The National Aeronautics and Space Administration (NASA) and the Canadian Space Agency have launched phase 2 of the Deep Space Challenge, a competition with a $1 million prize for the development of prototypes of food production technologies that can sustain astronauts during long journeys in space.
The Deep Space Food Challenge requires competitors to create a food production technology, system, or approach that could be integrated into a complete food system to sustain a crew of four on a three-year deep space mission. Everything needed to store, prepare and deliver food to the crew, including production, processing, transport, consumption, and disposal of waste should be considered, according to NASA.
“Feeding astronauts over long periods within the constraints of space travel will require innovative solutions,” says Jim Reuter, associate administrator for NASA’s Space Technology Mission Directorate. “Pushing the boundaries of food technology will keep future explorers healthy and could even help feed people here at home.”
The Deep Space Challenge is in the second phase of NASA’s project to develop technologies and systems to sustain astronauts during deep space journeys. Phase 1 of the challenge ended in October 2021 with NASA awarding 18 teams a total of $450,000 for their concepts.
In phase 1, NASA’s judges grouped US submissions based on the food to be produced. Among the designs were systems that ranged from complex to very simple. Teams proposed technologies to produce ready-to-eat foods such as bread, as well as dehydrated powders that could be processed into finished products. Other technologies involved cultivated plants and fungi or engineered food such as cultured meat cells, all of which could be grown or produced by the crew on deep space missions.
For example, Astra Gastronomy was a phase 1 winner. The San Francisco-based company proposed growing, dehydrating and forming nutritious, fast growing microalgae into bite-size snacks mixed with nuts and other ingredients.
Bigredbites, Ithaca, NY, another winner, proposed the development of a symbiotic system of cyanobacteria, yeast, mushrooms, and plants, with a processing unit to yield fresh and nutritious produce to meet 15% of daily caloric requirements. Technologies like 3D printed artificial soil and symbiotic co-dependence would enable maximum utilization of each subsystem’s waste and minimal external inputs.
And Nolux, Riverside, Calif., proposed an artificial photosynthetic system capable of producing plant- and fungal-based foods independent of biological photosynthesis.
Now innovators are being invited to enter phase 2, which will include both new and existing teams from phase 1. Participants from the United States can compete for part of a prize purse of up to $1 million from NASA. The Canadian Space Agency is hosting a parallel competition with a separate application and judging process, as well as its own prize purse, for participating Canadian teams. Qualifying teams from other countries may compete but will not be eligible for monetary prizes, according to NASA.

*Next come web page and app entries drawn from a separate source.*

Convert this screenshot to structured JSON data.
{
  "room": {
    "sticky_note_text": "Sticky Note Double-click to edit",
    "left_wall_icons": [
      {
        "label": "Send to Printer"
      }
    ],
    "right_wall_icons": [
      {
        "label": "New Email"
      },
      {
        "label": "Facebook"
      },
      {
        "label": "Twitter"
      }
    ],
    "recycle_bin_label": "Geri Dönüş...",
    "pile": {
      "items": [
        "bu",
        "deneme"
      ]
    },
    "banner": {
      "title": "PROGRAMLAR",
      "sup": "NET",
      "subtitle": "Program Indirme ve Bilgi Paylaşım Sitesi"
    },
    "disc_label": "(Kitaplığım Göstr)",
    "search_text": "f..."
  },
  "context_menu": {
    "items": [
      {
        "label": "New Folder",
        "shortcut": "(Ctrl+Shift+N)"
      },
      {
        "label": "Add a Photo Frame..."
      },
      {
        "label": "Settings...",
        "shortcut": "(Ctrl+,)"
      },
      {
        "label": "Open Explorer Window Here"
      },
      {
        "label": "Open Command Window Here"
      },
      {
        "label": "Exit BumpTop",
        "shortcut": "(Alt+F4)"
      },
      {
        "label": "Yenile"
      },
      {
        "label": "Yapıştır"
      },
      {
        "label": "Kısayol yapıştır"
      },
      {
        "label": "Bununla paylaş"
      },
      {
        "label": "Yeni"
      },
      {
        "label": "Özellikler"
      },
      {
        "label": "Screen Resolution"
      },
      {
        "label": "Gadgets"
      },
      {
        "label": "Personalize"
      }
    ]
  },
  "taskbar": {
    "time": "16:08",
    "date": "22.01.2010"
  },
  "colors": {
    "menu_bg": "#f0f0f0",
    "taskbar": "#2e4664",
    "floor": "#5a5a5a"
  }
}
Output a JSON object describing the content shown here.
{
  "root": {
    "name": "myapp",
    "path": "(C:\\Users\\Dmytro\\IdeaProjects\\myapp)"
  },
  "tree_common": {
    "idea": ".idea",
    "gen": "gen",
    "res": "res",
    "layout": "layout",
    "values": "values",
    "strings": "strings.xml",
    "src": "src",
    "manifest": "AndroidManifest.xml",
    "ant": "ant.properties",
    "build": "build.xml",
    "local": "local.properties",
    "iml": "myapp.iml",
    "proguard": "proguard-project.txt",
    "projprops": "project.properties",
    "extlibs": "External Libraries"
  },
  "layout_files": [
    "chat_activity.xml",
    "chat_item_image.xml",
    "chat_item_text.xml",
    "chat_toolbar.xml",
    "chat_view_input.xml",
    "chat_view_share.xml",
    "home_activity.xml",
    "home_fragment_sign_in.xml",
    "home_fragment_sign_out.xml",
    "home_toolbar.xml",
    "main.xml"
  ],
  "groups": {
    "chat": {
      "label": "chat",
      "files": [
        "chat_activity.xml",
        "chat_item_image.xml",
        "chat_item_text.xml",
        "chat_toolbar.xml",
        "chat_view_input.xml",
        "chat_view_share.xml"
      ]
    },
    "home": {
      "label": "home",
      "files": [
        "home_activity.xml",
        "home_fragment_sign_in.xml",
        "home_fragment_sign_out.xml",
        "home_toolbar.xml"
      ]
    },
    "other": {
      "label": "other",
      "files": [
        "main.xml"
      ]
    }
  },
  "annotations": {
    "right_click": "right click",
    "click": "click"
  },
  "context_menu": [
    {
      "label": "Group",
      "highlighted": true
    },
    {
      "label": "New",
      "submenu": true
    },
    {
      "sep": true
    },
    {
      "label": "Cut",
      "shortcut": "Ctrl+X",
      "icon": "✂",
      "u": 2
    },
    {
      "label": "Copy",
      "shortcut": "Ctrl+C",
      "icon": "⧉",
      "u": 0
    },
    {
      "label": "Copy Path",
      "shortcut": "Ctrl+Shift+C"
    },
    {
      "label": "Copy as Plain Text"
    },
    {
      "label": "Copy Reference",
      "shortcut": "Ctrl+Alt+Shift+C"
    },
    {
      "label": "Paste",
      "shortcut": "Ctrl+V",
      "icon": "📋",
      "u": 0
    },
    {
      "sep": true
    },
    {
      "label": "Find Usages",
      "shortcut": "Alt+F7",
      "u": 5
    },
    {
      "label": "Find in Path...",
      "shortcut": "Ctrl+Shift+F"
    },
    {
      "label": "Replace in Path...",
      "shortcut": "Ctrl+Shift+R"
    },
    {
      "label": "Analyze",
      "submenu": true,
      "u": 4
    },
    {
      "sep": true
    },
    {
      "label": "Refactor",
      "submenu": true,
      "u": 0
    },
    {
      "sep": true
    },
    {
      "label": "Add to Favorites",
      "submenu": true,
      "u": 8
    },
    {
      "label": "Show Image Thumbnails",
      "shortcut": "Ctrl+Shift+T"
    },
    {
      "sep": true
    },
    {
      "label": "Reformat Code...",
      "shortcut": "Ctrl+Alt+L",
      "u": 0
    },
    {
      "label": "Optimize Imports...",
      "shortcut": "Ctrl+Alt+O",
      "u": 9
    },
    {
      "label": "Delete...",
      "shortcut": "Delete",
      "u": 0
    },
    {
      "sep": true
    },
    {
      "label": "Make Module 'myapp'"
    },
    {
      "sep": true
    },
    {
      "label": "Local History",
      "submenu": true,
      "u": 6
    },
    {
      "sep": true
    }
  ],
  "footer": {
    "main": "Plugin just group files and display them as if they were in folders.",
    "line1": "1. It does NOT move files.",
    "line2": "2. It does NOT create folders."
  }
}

The deadline for entry to phase 2 of the competition is Feb. 28 and registration information may be found at deepspacefoodchallenge.org.